* TASK TO COMPLETE: Each line from the one containing "Decode this image" through the last line of the records below is to be repeated as written, with nothing added.

Excerpts from an interface dataset
+ + + +
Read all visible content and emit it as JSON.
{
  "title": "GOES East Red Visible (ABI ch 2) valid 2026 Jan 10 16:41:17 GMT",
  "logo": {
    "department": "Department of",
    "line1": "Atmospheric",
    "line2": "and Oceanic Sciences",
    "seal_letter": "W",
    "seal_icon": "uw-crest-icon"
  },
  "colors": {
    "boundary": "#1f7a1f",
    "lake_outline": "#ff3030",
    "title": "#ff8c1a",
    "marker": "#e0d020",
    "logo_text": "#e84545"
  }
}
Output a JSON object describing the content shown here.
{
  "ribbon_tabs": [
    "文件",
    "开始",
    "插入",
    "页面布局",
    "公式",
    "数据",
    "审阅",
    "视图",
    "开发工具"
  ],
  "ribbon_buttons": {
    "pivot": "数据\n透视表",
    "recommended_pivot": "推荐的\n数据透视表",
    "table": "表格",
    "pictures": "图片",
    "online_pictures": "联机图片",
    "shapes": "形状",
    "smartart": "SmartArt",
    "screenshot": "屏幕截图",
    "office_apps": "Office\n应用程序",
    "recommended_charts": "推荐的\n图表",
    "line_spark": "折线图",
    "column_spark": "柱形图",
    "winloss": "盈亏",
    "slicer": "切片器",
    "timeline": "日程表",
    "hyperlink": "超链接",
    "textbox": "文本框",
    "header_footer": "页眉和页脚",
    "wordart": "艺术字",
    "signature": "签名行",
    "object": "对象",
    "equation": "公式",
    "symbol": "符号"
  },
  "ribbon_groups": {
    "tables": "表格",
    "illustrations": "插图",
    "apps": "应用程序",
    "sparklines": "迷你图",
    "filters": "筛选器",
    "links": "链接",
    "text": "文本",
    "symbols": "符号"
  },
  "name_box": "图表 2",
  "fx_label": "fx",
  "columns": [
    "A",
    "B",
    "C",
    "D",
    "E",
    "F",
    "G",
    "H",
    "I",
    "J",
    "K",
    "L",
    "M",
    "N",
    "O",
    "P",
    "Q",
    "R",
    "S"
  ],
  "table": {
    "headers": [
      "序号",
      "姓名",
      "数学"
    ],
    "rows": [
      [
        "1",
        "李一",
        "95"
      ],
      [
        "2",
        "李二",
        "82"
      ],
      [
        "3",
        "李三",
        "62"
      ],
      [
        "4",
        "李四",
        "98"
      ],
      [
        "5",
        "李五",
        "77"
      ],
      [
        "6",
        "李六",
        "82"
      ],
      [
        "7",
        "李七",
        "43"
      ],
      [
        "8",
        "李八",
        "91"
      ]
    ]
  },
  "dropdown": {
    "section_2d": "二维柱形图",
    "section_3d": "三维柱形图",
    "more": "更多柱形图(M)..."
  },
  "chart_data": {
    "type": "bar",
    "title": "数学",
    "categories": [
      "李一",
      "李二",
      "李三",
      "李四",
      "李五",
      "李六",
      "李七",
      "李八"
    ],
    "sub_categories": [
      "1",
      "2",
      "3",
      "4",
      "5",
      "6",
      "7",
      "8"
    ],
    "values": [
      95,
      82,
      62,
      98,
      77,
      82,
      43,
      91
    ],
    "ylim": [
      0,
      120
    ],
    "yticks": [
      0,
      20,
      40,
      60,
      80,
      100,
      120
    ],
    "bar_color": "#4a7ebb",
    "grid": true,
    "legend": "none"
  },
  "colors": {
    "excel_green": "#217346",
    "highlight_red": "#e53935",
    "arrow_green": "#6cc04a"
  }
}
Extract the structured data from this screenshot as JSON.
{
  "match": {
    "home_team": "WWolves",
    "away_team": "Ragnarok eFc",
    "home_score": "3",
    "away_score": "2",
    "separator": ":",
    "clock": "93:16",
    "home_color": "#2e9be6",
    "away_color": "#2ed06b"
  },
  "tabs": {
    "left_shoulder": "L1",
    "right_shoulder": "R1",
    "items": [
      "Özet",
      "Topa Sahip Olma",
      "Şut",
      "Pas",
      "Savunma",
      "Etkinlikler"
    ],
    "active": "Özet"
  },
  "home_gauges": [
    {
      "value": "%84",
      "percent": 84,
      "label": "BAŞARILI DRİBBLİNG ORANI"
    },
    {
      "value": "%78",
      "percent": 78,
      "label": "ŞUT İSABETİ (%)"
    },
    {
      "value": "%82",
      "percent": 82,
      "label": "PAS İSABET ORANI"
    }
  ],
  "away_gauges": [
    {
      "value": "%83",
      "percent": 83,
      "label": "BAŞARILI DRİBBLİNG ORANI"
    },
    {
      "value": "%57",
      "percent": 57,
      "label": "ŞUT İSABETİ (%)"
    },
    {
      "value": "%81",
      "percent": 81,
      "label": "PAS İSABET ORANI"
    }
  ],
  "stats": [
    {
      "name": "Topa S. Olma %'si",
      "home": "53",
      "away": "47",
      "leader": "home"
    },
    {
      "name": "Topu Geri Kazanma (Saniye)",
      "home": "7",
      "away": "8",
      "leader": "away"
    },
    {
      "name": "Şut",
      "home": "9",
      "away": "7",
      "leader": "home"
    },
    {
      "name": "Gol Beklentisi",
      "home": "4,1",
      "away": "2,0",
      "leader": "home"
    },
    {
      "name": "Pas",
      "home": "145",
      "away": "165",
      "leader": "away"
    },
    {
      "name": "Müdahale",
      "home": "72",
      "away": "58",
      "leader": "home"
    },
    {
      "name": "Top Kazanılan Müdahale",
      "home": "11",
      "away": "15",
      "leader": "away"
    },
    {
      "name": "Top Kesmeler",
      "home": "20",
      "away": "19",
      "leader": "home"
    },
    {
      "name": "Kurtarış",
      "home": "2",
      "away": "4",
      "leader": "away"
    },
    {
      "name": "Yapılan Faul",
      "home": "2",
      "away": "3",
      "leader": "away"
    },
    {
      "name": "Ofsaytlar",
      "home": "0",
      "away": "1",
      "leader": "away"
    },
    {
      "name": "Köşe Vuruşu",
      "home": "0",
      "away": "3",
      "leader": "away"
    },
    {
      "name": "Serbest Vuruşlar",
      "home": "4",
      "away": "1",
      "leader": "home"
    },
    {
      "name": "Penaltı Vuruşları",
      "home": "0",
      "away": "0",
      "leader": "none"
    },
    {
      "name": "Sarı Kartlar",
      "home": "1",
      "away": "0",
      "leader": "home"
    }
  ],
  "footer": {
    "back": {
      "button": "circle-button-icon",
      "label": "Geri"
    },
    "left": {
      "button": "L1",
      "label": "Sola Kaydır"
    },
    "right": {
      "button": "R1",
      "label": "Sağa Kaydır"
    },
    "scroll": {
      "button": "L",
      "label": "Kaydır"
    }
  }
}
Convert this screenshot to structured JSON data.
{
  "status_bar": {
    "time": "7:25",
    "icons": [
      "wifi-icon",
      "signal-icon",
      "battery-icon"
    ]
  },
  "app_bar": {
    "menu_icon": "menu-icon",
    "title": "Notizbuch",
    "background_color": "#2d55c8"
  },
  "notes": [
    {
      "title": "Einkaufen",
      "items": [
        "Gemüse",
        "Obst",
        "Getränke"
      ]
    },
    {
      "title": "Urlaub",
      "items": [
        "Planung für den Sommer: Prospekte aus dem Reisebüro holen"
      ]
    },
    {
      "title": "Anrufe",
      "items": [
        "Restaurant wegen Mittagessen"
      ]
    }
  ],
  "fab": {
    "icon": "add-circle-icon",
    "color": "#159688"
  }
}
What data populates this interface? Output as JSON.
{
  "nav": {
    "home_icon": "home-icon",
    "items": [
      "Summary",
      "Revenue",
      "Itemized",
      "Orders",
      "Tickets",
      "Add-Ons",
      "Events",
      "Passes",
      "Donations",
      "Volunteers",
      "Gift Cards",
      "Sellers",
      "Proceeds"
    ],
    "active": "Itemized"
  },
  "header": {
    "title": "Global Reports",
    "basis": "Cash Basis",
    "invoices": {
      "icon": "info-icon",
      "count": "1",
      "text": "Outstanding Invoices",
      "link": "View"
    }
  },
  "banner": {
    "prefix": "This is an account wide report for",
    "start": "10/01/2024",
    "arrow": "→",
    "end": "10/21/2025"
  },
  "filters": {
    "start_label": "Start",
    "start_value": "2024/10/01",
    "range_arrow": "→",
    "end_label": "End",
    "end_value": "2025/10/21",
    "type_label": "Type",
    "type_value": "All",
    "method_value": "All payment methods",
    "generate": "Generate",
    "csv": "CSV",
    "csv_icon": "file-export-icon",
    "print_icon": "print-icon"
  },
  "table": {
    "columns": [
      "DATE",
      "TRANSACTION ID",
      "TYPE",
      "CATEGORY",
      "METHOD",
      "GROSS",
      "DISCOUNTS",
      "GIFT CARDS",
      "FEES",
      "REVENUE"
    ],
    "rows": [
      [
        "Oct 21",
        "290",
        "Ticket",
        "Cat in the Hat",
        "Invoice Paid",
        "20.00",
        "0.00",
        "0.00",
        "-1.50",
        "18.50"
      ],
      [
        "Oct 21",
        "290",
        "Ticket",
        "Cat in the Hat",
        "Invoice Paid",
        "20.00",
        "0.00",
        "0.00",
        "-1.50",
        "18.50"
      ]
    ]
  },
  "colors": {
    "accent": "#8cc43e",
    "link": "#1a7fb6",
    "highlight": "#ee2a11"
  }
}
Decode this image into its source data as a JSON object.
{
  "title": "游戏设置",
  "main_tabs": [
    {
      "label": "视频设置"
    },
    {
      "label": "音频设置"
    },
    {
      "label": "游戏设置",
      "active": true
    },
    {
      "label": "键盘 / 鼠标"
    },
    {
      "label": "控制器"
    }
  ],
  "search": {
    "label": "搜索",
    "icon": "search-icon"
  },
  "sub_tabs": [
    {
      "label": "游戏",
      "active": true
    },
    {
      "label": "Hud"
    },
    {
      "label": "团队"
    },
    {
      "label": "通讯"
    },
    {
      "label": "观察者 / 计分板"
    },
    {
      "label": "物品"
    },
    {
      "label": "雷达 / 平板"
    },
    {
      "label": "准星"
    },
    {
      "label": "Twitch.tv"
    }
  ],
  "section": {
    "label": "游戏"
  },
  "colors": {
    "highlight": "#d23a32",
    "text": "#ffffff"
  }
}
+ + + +
* TASK ANSWER:
Decode this image into its source data as a JSON object.
{
  "title": "游戏设置",
  "main_tabs": [
    {
      "label": "视频设置"
    },
    {
      "label": "音频设置"
    },
    {
      "label": "游戏设置",
      "active": true
    },
    {
      "label": "键盘 / 鼠标"
    },
    {
      "label": "控制器"
    }
  ],
  "search": {
    "label": "搜索",
    "icon": "search-icon"
  },
  "sub_tabs": [
    {
      "label": "游戏",
      "active": true
    },
    {
      "label": "Hud"
    },
    {
      "label": "团队"
    },
    {
      "label": "通讯"
    },
    {
      "label": "观察者 / 计分板"
    },
    {
      "label": "物品"
    },
    {
      "label": "雷达 / 平板"
    },
    {
      "label": "准星"
    },
    {
      "label": "Twitch.tv"
    }
  ],
  "section": {
    "label": "游戏"
  },
  "colors": {
    "highlight": "#d23a32",
    "text": "#ffffff"
  }
}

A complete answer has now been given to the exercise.